■ ACTIVITY ■
Set each entry down exactly as written.

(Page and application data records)
□ □ □ □ □ □ □

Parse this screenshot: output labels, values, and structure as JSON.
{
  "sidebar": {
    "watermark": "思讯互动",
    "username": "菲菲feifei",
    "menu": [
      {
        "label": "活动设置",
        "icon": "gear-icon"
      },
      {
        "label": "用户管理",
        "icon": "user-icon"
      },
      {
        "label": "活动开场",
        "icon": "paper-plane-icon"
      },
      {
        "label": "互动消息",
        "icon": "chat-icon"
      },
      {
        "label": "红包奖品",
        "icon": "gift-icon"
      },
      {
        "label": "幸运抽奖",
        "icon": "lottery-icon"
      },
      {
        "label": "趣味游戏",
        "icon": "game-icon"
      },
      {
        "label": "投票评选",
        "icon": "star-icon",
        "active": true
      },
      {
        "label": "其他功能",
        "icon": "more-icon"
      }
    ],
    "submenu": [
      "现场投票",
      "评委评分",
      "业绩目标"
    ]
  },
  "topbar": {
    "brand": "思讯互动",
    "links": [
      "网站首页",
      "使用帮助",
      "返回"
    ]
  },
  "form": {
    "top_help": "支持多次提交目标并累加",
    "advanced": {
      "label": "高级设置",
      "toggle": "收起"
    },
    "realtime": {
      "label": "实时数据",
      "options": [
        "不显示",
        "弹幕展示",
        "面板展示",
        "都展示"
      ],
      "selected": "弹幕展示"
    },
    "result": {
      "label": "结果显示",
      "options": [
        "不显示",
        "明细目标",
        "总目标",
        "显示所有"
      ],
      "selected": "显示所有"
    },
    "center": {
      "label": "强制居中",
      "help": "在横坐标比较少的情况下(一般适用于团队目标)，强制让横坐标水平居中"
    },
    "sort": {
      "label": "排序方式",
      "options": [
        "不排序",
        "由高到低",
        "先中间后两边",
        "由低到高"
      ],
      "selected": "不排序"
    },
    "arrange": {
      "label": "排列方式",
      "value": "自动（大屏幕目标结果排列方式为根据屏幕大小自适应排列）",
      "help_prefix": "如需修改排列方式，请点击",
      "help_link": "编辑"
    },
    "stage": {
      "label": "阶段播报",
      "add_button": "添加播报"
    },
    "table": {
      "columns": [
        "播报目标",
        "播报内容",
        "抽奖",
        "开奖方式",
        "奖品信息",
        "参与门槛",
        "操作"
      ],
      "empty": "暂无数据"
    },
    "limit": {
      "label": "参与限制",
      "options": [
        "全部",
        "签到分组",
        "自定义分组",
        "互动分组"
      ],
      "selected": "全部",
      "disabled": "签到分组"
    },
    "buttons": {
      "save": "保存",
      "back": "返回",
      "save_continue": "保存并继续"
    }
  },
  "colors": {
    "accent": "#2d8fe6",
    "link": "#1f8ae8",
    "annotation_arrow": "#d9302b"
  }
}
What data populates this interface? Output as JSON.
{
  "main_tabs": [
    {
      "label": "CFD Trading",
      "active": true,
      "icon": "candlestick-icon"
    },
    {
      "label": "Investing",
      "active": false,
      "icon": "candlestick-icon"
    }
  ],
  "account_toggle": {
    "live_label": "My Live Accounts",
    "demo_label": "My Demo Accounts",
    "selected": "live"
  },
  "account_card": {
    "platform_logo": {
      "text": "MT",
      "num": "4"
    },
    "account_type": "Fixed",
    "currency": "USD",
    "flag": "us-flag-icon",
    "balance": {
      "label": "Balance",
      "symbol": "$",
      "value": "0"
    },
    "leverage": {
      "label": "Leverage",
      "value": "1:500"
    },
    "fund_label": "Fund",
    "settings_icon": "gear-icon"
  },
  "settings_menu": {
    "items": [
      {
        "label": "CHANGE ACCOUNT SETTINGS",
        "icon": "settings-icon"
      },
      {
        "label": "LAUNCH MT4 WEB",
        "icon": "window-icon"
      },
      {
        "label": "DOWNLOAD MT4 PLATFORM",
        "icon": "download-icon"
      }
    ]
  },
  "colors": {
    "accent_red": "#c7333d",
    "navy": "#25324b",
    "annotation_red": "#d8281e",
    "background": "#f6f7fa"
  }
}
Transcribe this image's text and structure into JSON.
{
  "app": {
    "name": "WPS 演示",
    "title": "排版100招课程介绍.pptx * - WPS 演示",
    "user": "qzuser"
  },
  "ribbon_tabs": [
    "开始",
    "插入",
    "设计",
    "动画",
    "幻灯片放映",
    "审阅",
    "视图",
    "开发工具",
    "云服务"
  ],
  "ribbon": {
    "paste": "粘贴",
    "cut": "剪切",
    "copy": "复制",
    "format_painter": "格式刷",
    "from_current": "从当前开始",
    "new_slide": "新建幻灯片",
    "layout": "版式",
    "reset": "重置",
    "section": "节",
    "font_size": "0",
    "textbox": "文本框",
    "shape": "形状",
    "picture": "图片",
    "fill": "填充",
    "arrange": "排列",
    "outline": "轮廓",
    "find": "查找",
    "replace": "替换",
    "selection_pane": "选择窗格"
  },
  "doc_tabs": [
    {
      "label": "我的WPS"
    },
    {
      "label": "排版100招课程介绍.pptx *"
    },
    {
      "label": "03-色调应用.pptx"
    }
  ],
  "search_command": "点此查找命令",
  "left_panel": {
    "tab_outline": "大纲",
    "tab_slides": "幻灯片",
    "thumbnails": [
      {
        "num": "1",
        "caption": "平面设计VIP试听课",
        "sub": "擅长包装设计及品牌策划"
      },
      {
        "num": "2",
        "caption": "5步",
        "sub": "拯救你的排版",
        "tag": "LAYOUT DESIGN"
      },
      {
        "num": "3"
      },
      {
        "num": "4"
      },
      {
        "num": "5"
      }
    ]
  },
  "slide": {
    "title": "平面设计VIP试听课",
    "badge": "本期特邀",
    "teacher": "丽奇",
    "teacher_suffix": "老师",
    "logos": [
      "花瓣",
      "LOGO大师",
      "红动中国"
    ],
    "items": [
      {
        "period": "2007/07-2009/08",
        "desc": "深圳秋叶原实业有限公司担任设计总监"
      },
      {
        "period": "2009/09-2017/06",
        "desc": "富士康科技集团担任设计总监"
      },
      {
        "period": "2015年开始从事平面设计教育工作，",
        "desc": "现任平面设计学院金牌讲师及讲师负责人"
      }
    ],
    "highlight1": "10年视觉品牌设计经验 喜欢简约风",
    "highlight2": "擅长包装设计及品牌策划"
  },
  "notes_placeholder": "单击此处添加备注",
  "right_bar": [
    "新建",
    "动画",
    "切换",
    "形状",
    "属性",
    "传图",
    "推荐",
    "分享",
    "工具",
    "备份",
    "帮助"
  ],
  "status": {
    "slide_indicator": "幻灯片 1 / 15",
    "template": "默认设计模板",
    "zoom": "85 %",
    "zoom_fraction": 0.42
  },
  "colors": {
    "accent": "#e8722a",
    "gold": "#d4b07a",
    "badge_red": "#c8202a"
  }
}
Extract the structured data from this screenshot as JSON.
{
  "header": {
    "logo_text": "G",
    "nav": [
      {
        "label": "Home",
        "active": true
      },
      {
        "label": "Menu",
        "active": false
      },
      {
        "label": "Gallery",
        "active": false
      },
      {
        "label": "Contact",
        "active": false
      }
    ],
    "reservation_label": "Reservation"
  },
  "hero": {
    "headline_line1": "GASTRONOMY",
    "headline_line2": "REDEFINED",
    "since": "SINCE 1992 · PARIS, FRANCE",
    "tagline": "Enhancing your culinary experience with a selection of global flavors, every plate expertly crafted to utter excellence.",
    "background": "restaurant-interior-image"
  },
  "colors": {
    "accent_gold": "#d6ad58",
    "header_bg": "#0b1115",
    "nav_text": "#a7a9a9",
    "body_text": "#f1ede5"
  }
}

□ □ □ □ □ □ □

■ SOLUTION TO THE PROBLEM ■
Parse this screenshot: output labels, values, and structure as JSON.
{
  "sidebar": {
    "watermark": "思讯互动",
    "username": "菲菲feifei",
    "menu": [
      {
        "label": "活动设置",
        "icon": "gear-icon"
      },
      {
        "label": "用户管理",
        "icon": "user-icon"
      },
      {
        "label": "活动开场",
        "icon": "paper-plane-icon"
      },
      {
        "label": "互动消息",
        "icon": "chat-icon"
      },
      {
        "label": "红包奖品",
        "icon": "gift-icon"
      },
      {
        "label": "幸运抽奖",
        "icon": "lottery-icon"
      },
      {
        "label": "趣味游戏",
        "icon": "game-icon"
      },
      {
        "label": "投票评选",
        "icon": "star-icon",
        "active": true
      },
      {
        "label": "其他功能",
        "icon": "more-icon"
      }
    ],
    "submenu": [
      "现场投票",
      "评委评分",
      "业绩目标"
    ]
  },
  "topbar": {
    "brand": "思讯互动",
    "links": [
      "网站首页",
      "使用帮助",
      "返回"
    ]
  },
  "form": {
    "top_help": "支持多次提交目标并累加",
    "advanced": {
      "label": "高级设置",
      "toggle": "收起"
    },
    "realtime": {
      "label": "实时数据",
      "options": [
        "不显示",
        "弹幕展示",
        "面板展示",
        "都展示"
      ],
      "selected": "弹幕展示"
    },
    "result": {
      "label": "结果显示",
      "options": [
        "不显示",
        "明细目标",
        "总目标",
        "显示所有"
      ],
      "selected": "显示所有"
    },
    "center": {
      "label": "强制居中",
      "help": "在横坐标比较少的情况下(一般适用于团队目标)，强制让横坐标水平居中"
    },
    "sort": {
      "label": "排序方式",
      "options": [
        "不排序",
        "由高到低",
        "先中间后两边",
        "由低到高"
      ],
      "selected": "不排序"
    },
    "arrange": {
      "label": "排列方式",
      "value": "自动（大屏幕目标结果排列方式为根据屏幕大小自适应排列）",
      "help_prefix": "如需修改排列方式，请点击",
      "help_link": "编辑"
    },
    "stage": {
      "label": "阶段播报",
      "add_button": "添加播报"
    },
    "table": {
      "columns": [
        "播报目标",
        "播报内容",
        "抽奖",
        "开奖方式",
        "奖品信息",
        "参与门槛",
        "操作"
      ],
      "empty": "暂无数据"
    },
    "limit": {
      "label": "参与限制",
      "options": [
        "全部",
        "签到分组",
        "自定义分组",
        "互动分组"
      ],
      "selected": "全部",
      "disabled": "签到分组"
    },
    "buttons": {
      "save": "保存",
      "back": "返回",
      "save_continue": "保存并继续"
    }
  },
  "colors": {
    "accent": "#2d8fe6",
    "link": "#1f8ae8",
    "annotation_arrow": "#d9302b"
  }
}
What data populates this interface? Output as JSON.
{
  "main_tabs": [
    {
      "label": "CFD Trading",
      "active": true,
      "icon": "candlestick-icon"
    },
    {
      "label": "Investing",
      "active": false,
      "icon": "candlestick-icon"
    }
  ],
  "account_toggle": {
    "live_label": "My Live Accounts",
    "demo_label": "My Demo Accounts",
    "selected": "live"
  },
  "account_card": {
    "platform_logo": {
      "text": "MT",
      "num": "4"
    },
    "account_type": "Fixed",
    "currency": "USD",
    "flag": "us-flag-icon",
    "balance": {
      "label": "Balance",
      "symbol": "$",
      "value": "0"
    },
    "leverage": {
      "label": "Leverage",
      "value": "1:500"
    },
    "fund_label": "Fund",
    "settings_icon": "gear-icon"
  },
  "settings_menu": {
    "items": [
      {
        "label": "CHANGE ACCOUNT SETTINGS",
        "icon": "settings-icon"
      },
      {
        "label": "LAUNCH MT4 WEB",
        "icon": "window-icon"
      },
      {
        "label": "DOWNLOAD MT4 PLATFORM",
        "icon": "download-icon"
      }
    ]
  },
  "colors": {
    "accent_red": "#c7333d",
    "navy": "#25324b",
    "annotation_red": "#d8281e",
    "background": "#f6f7fa"
  }
}
Transcribe this image's text and structure into JSON.
{
  "app": {
    "name": "WPS 演示",
    "title": "排版100招课程介绍.pptx * - WPS 演示",
    "user": "qzuser"
  },
  "ribbon_tabs": [
    "开始",
    "插入",
    "设计",
    "动画",
    "幻灯片放映",
    "审阅",
    "视图",
    "开发工具",
    "云服务"
  ],
  "ribbon": {
    "paste": "粘贴",
    "cut": "剪切",
    "copy": "复制",
    "format_painter": "格式刷",
    "from_current": "从当前开始",
    "new_slide": "新建幻灯片",
    "layout": "版式",
    "reset": "重置",
    "section": "节",
    "font_size": "0",
    "textbox": "文本框",
    "shape": "形状",
    "picture": "图片",
    "fill": "填充",
    "arrange": "排列",
    "outline": "轮廓",
    "find": "查找",
    "replace": "替换",
    "selection_pane": "选择窗格"
  },
  "doc_tabs": [
    {
      "label": "我的WPS"
    },
    {
      "label": "排版100招课程介绍.pptx *"
    },
    {
      "label": "03-色调应用.pptx"
    }
  ],
  "search_command": "点此查找命令",
  "left_panel": {
    "tab_outline": "大纲",
    "tab_slides": "幻灯片",
    "thumbnails": [
      {
        "num": "1",
        "caption": "平面设计VIP试听课",
        "sub": "擅长包装设计及品牌策划"
      },
      {
        "num": "2",
        "caption": "5步",
        "sub": "拯救你的排版",
        "tag": "LAYOUT DESIGN"
      },
      {
        "num": "3"
      },
      {
        "num": "4"
      },
      {
        "num": "5"
      }
    ]
  },
  "slide": {
    "title": "平面设计VIP试听课",
    "badge": "本期特邀",
    "teacher": "丽奇",
    "teacher_suffix": "老师",
    "logos": [
      "花瓣",
      "LOGO大师",
      "红动中国"
    ],
    "items": [
      {
        "period": "2007/07-2009/08",
        "desc": "深圳秋叶原实业有限公司担任设计总监"
      },
      {
        "period": "2009/09-2017/06",
        "desc": "富士康科技集团担任设计总监"
      },
      {
        "period": "2015年开始从事平面设计教育工作，",
        "desc": "现任平面设计学院金牌讲师及讲师负责人"
      }
    ],
    "highlight1": "10年视觉品牌设计经验 喜欢简约风",
    "highlight2": "擅长包装设计及品牌策划"
  },
  "notes_placeholder": "单击此处添加备注",
  "right_bar": [
    "新建",
    "动画",
    "切换",
    "形状",
    "属性",
    "传图",
    "推荐",
    "分享",
    "工具",
    "备份",
    "帮助"
  ],
  "status": {
    "slide_indicator": "幻灯片 1 / 15",
    "template": "默认设计模板",
    "zoom": "85 %",
    "zoom_fraction": 0.42
  },
  "colors": {
    "accent": "#e8722a",
    "gold": "#d4b07a",
    "badge_red": "#c8202a"
  }
}
Extract the structured data from this screenshot as JSON.
{
  "header": {
    "logo_text": "G",
    "nav": [
      {
        "label": "Home",
        "active": true
      },
      {
        "label": "Menu",
        "active": false
      },
      {
        "label": "Gallery",
        "active": false
      },
      {
        "label": "Contact",
        "active": false
      }
    ],
    "reservation_label": "Reservation"
  },
  "hero": {
    "headline_line1": "GASTRONOMY",
    "headline_line2": "REDEFINED",
    "since": "SINCE 1992 · PARIS, FRANCE",
    "tagline": "Enhancing your culinary experience with a selection of global flavors, every plate expertly crafted to utter excellence.",
    "background": "restaurant-interior-image"
  },
  "colors": {
    "accent_gold": "#d6ad58",
    "header_bg": "#0b1115",
    "nav_text": "#a7a9a9",
    "body_text": "#f1ede5"
  }
}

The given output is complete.